= BRIEF =
Only the lines that hold "value" should be in the answer, each copied from the data below.

= DATA SUPPLIED =
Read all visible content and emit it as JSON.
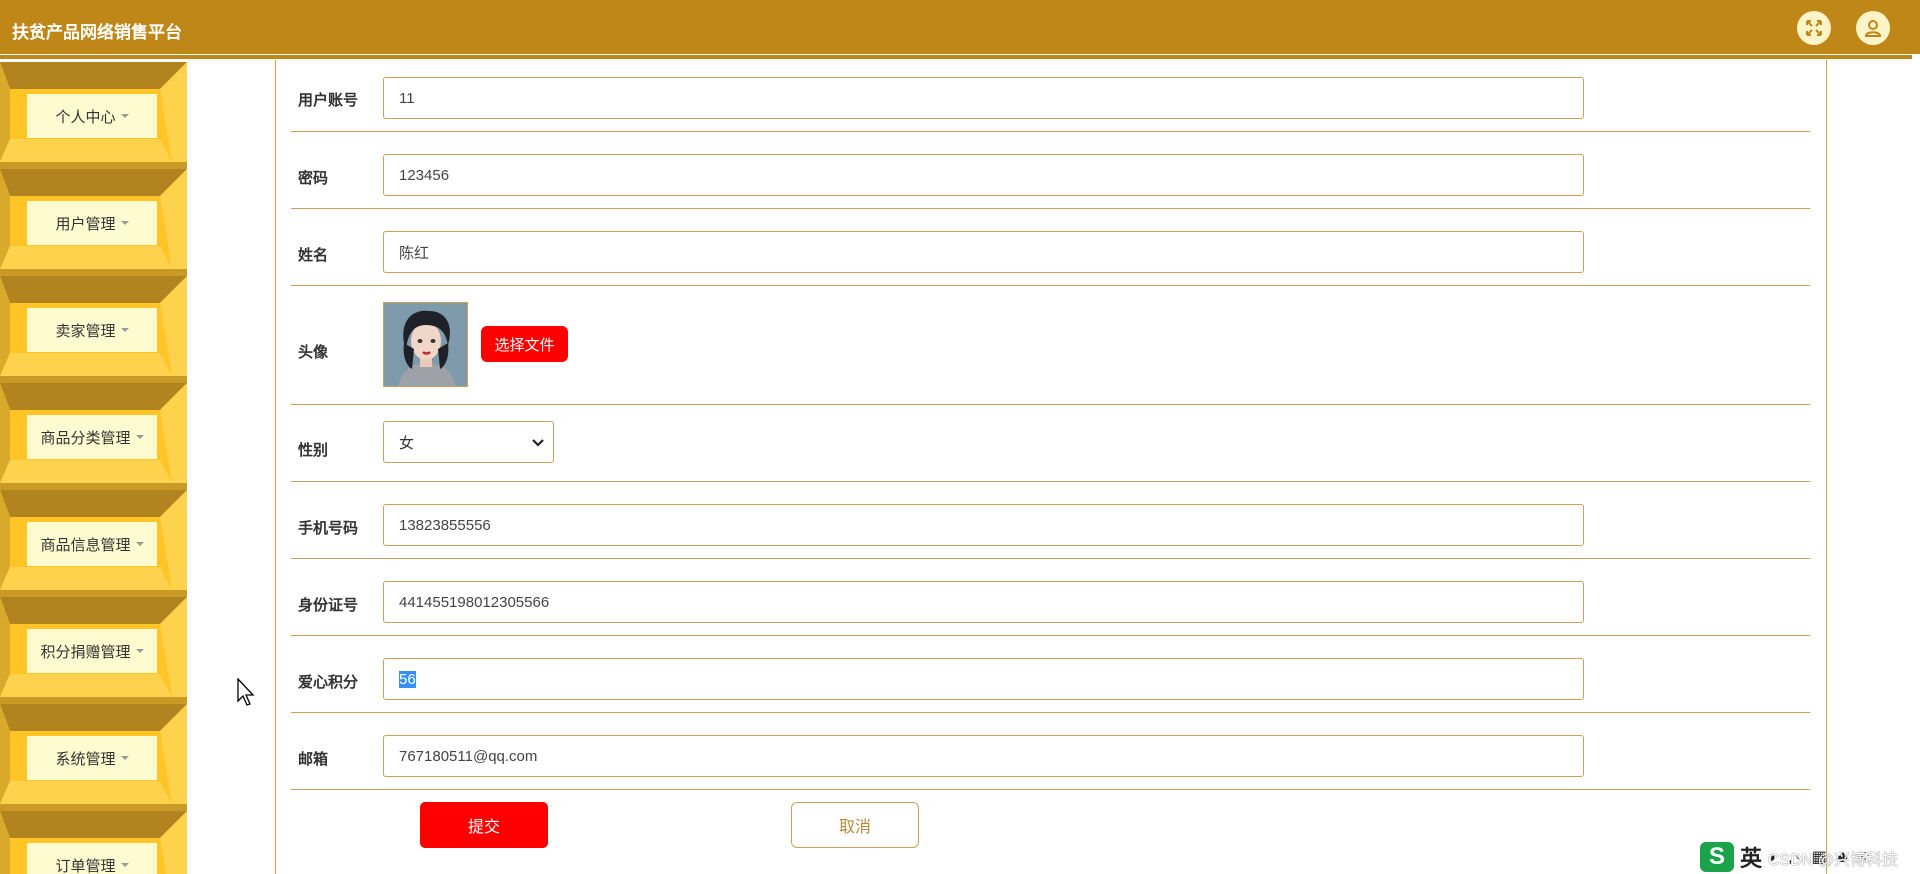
{
  "app": {
    "title": "扶贫产品网络销售平台"
  },
  "header": {
    "icons": [
      "fullscreen-icon",
      "user-icon"
    ]
  },
  "sidebar": {
    "items": [
      {
        "label": "个人中心"
      },
      {
        "label": "用户管理"
      },
      {
        "label": "卖家管理"
      },
      {
        "label": "商品分类管理"
      },
      {
        "label": "商品信息管理"
      },
      {
        "label": "积分捐赠管理"
      },
      {
        "label": "系统管理"
      },
      {
        "label": "订单管理"
      }
    ]
  },
  "form": {
    "account": {
      "label": "用户账号",
      "value": "11"
    },
    "password": {
      "label": "密码",
      "value": "123456"
    },
    "name": {
      "label": "姓名",
      "value": "陈红"
    },
    "avatar": {
      "label": "头像",
      "button": "选择文件"
    },
    "gender": {
      "label": "性别",
      "value": "女"
    },
    "phone": {
      "label": "手机号码",
      "value": "13823855556"
    },
    "idcard": {
      "label": "身份证号",
      "value": "441455198012305566"
    },
    "points": {
      "label": "爱心积分",
      "value": "56"
    },
    "email": {
      "label": "邮箱",
      "value": "767180511@qq.com"
    }
  },
  "actions": {
    "submit": "提交",
    "cancel": "取消"
  },
  "ime": {
    "logo": "S",
    "lang": "英",
    "glyphs": "◗ ,◦ ▦ ♣ ⁘"
  },
  "watermark": "CSDN @兴博科技",
  "colors": {
    "header": "#be8717",
    "sidebar_light": "#ffc426",
    "sidebar_dark": "#b18420",
    "menu_label_bg": "#fffbd0",
    "border": "#c9a257",
    "primary_button": "#ff0000"
  }
}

= EXERCISE OUTPUT =
      "value": "11"
      "value": "123456"
      "value": "陈红"
      "value": "女"
      "value": "13823855556"
      "value": "441455198012305566"
      "value": "56"
      "value": "767180511@qq.com"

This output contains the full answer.